Generally, Executive Coaching takes place in the workplace of the coachee, a quiet meeting room away from their usual office or team. When the work is sensitive, or is touching on more personal areas, I often contract with the coachee to book a meeting room away from their office, and I do have some coachees who like to come to my home ‘office’ if geography allows. [back to top]
Are sessions confidential, or will my line manager be involved?
Coaches differ in terms of what is or is not confidential. Many hold that everything that is said in the coaching session stays between the coach and coachee, yet I know one coach who says that nothing is confidential (and is still highly trusted by his coachees). Personally, I like to agree with the coachee and their line manager what information will be available to the ‘organisation’, and I like the coachee to take responsibility for managing their conversations with their manager about how they are progressing. I ask the line manager (or HR representative) to disclose to the coachee what they hope the person will work on in the coaching. This stops them using me as a vehicle for giving tough feedback that is really their job to give! I am also clear with line managers and HR representatives that there will probably be information arising in the coaching that needs to remain confidential, and I make sure that they have given me their agreement about this. This makes the coaching process as ‘transparent’ as possible, and does not land the coach with the onerous task of ‘holding secrets’. There may be exceptional cases however where I am legally obliged to disclose information that has come to light in a coaching session. [back to top]
What do people mean by a ‘chemistry session’?
All the research on the effectiveness of other ‘helping’ relationships (e.g. counselling) shows that the most critical factor is the relationship that the coach and coachee establish between them, the level of trust and rapport that they develop. Although there has not been much similar research on coaching as yet, it looks as though a similar finding is likely (Erik de Haan: ‘Relational Coaching’. 2008). It is important, therefore, that the first meeting includes a conversation about ‘chemistry’, i.e. do the coach and coachee think that they can work well together? This isn’t about do they like each other (although they may do), it’s about does the coachee feel able to open up to the coach and can the coach both support the coachee without becoming cosy and challenge the coachee without being brutal. [back to top]

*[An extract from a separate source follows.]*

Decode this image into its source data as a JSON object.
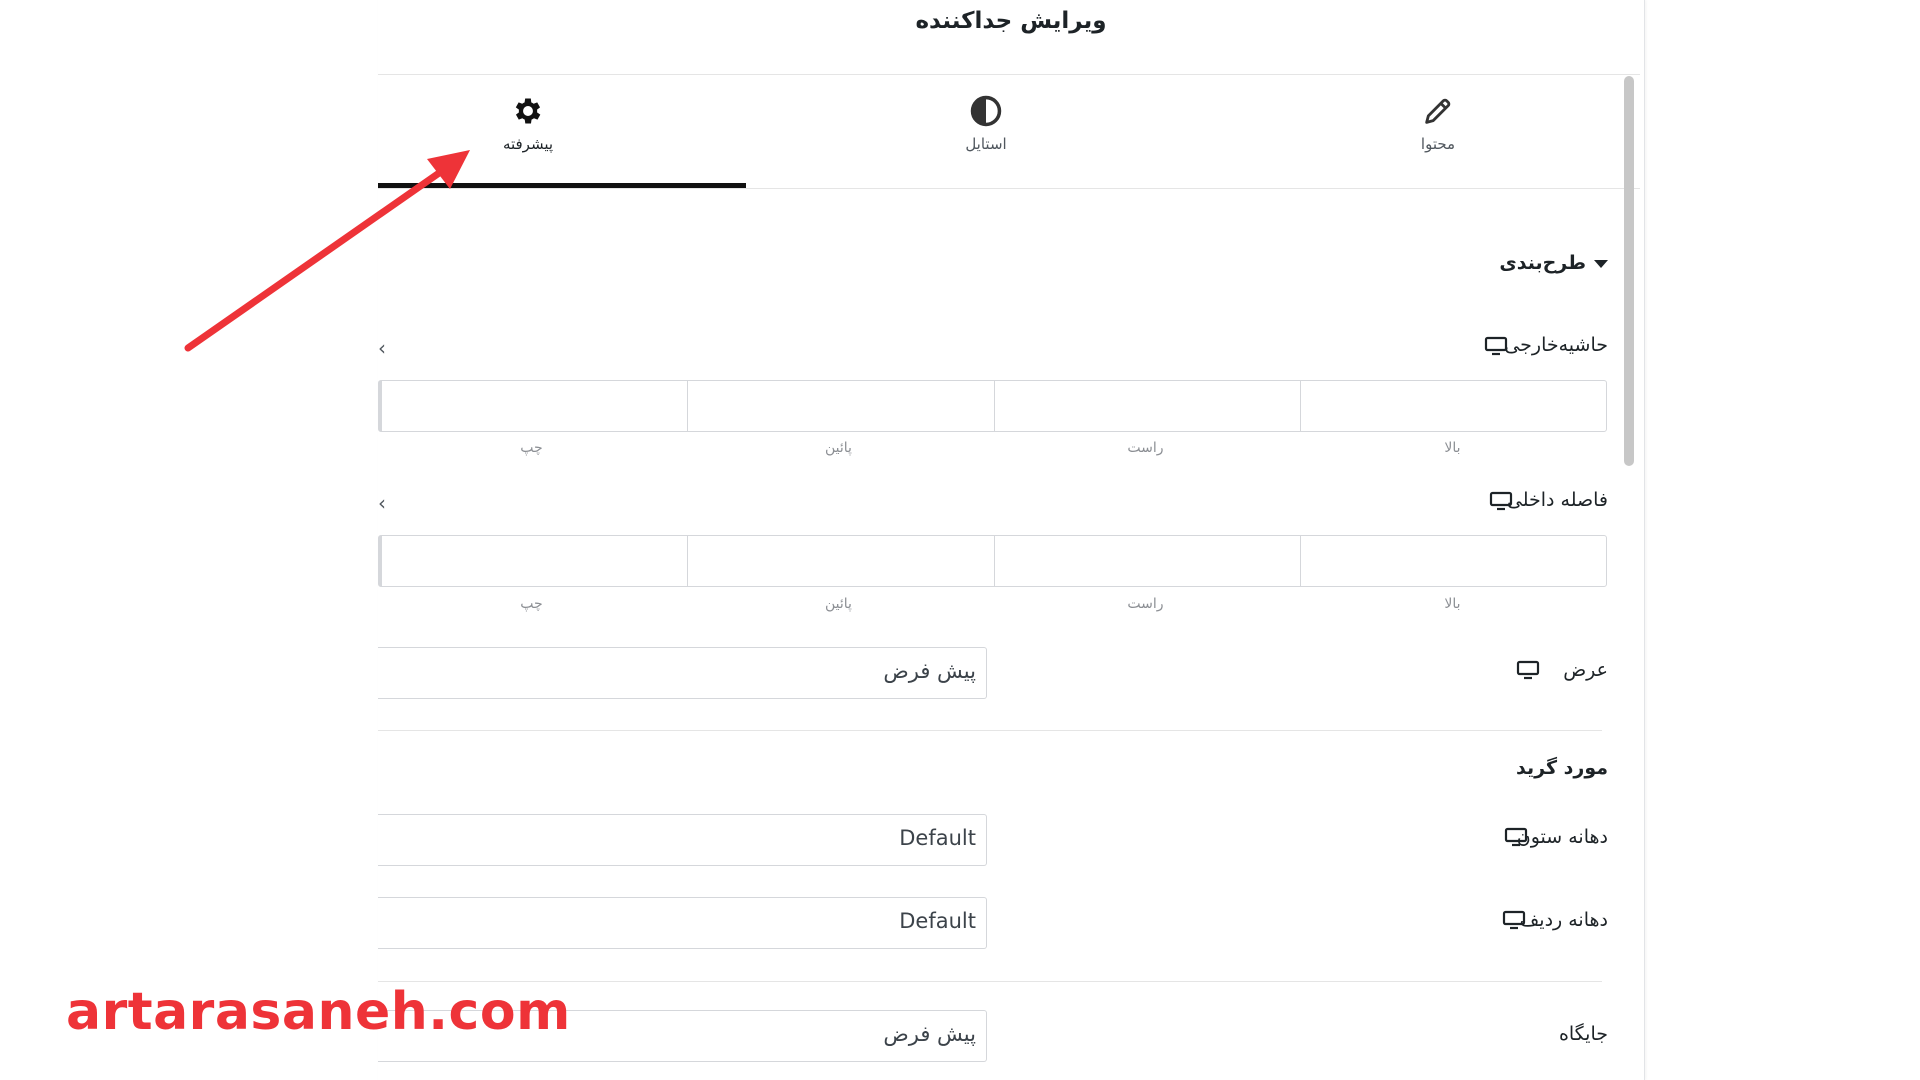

What does APECS / AoEC accreditation mean, and why is it important?
Unlike counselling and psychotherapy, coaching is not currently a regulated profession in the UK, which means that anyone can call him or herself a coach, regardless of qualification or experience. Organisations like APECS (the Association for Professional Executive Coaches and Coach Supervisors), the ICF (International Coach Federation) and the AoEC (Academy of Executive Coaching) and the EMCC (European Mentoring and Coaching Council) set a standard in terms of coaching qualification and amount of experience that their members must have in order to be accredited with their professional body. It is a quality kite mark, it tells you they have appropriate credentials. [back to top]
Can I talk to people you've already coached?
I would be more than happy you provide you with the names and contact details of past coachees you could talk to. You can also see some testimonials from recent clients. [back to top]
Do you have a code of ethics?
Yes. As an APECS accredited Executive Coach, I subscribe to their Code of Ethics, which strives for the safest and most effective conditions for clients (those being coached), the clearest and most transparent understanding with host companies who commission Executive Coaching and the highest professional standards for their coaches and supervisors. [back to top]